● **TO DO**: Lines with the word "Shortcut" are the ones wanted. Copy each of them from the entries below.

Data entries
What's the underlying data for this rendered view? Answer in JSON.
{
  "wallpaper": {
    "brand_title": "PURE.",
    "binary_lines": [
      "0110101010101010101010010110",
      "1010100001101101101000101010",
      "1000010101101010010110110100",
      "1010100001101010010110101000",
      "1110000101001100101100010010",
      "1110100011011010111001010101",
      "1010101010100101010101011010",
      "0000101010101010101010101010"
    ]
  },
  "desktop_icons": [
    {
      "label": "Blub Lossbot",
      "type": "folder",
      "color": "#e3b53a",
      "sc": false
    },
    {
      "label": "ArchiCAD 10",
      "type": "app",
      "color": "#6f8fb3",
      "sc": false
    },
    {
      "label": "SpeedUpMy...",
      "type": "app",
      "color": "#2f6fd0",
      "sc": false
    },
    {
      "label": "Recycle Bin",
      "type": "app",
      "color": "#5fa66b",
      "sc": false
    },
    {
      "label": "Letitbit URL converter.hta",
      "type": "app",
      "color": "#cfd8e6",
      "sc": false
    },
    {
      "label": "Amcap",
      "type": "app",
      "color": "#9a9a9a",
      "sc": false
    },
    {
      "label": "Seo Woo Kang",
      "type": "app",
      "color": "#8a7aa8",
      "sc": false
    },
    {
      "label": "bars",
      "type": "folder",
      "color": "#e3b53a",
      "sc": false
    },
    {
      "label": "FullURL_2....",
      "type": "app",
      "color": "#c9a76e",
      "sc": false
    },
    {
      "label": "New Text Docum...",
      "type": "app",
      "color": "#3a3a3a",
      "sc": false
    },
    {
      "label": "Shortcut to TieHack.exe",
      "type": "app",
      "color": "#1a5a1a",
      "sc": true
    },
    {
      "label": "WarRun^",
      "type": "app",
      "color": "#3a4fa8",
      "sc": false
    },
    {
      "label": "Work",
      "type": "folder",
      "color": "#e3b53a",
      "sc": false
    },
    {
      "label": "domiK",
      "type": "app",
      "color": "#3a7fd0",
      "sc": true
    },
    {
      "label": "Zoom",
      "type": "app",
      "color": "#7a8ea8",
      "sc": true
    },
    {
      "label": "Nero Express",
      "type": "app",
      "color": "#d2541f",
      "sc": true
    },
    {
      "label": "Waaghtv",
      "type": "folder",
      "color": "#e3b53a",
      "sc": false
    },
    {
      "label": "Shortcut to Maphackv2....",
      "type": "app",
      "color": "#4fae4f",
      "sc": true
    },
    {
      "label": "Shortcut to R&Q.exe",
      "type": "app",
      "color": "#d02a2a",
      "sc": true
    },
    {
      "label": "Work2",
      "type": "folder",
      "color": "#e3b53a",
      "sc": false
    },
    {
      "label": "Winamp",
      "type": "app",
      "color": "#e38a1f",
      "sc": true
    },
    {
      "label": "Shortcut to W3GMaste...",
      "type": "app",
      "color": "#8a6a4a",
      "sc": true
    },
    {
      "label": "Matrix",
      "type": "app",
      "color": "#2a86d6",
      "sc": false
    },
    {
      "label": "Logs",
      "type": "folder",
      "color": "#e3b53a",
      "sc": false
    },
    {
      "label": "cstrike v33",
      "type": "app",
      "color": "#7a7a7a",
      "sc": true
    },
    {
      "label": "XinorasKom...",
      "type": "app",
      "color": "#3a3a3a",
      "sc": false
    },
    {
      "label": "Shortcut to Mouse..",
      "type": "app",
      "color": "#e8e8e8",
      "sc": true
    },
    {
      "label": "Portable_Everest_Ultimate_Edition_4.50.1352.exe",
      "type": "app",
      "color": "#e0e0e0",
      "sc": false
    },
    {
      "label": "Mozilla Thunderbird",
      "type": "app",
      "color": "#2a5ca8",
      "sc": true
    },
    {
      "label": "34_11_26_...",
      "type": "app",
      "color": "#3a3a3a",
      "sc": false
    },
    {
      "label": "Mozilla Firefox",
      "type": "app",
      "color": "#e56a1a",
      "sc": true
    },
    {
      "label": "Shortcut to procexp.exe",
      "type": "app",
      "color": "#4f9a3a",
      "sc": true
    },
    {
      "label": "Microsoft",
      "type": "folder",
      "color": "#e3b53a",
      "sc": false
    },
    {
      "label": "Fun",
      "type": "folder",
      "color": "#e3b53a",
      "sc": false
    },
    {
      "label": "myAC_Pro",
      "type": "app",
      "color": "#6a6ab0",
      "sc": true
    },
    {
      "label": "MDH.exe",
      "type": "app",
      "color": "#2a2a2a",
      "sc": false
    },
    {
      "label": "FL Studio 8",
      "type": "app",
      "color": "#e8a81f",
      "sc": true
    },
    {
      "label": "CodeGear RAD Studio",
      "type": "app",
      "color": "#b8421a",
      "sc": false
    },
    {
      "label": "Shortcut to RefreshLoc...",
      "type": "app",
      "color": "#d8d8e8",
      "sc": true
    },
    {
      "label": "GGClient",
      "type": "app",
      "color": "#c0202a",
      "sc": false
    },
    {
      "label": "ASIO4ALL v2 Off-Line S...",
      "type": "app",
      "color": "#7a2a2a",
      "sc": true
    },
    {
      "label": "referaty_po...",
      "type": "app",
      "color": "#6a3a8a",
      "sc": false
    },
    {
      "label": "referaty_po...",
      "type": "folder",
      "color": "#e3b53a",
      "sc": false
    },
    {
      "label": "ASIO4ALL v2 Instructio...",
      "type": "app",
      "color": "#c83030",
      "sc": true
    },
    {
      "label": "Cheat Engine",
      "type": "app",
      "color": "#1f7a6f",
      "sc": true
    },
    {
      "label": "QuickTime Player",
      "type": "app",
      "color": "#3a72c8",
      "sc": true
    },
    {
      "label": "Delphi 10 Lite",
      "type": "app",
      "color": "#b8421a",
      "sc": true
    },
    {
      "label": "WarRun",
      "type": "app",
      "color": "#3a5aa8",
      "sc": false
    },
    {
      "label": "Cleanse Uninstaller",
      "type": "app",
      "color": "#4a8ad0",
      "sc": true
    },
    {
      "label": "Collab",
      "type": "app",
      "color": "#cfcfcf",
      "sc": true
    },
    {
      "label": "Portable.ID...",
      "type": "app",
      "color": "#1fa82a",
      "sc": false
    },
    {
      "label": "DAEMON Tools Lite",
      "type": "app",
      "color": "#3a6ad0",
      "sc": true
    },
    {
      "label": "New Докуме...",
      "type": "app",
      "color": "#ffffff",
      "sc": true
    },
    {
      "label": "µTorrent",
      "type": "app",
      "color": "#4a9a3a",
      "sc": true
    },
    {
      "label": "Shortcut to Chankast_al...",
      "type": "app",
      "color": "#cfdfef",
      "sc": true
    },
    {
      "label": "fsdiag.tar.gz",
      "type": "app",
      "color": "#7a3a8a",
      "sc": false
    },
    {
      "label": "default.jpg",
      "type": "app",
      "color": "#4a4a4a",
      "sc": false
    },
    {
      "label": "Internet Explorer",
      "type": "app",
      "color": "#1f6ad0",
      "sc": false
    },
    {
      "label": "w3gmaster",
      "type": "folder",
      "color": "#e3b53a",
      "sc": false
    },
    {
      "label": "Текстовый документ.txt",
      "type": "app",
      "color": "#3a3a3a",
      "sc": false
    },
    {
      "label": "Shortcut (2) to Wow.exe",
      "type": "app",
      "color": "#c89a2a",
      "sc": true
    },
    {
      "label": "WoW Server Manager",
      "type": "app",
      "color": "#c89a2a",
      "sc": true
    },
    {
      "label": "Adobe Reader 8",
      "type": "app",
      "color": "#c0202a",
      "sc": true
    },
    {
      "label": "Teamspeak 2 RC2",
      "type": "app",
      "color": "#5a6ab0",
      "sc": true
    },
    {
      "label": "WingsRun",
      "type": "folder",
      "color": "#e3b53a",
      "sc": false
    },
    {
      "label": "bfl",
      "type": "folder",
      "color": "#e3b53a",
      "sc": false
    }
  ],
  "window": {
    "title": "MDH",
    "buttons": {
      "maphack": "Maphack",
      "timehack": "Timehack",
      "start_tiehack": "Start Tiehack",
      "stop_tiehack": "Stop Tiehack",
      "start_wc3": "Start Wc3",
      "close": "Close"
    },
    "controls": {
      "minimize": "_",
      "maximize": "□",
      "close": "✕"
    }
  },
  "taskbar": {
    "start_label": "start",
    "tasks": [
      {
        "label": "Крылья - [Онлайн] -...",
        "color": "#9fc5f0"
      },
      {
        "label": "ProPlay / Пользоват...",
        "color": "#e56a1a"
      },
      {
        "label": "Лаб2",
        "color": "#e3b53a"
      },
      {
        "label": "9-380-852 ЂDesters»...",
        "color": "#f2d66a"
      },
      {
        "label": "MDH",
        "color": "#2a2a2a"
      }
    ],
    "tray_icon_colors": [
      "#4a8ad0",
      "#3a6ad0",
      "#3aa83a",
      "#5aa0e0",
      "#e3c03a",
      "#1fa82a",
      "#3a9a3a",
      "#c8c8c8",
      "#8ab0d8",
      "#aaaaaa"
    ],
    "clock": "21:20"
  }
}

● **ANSWER**:
      "label": "Shortcut to TieHack.exe",
      "label": "Shortcut to Maphackv2....",
      "label": "Shortcut to R&Q.exe",
      "label": "Shortcut to W3GMaste...",
      "label": "Shortcut to Mouse..",
      "label": "Shortcut to procexp.exe",
      "label": "Shortcut to RefreshLoc...",
      "label": "Shortcut to Chankast_al...",
      "label": "Shortcut (2) to Wow.exe",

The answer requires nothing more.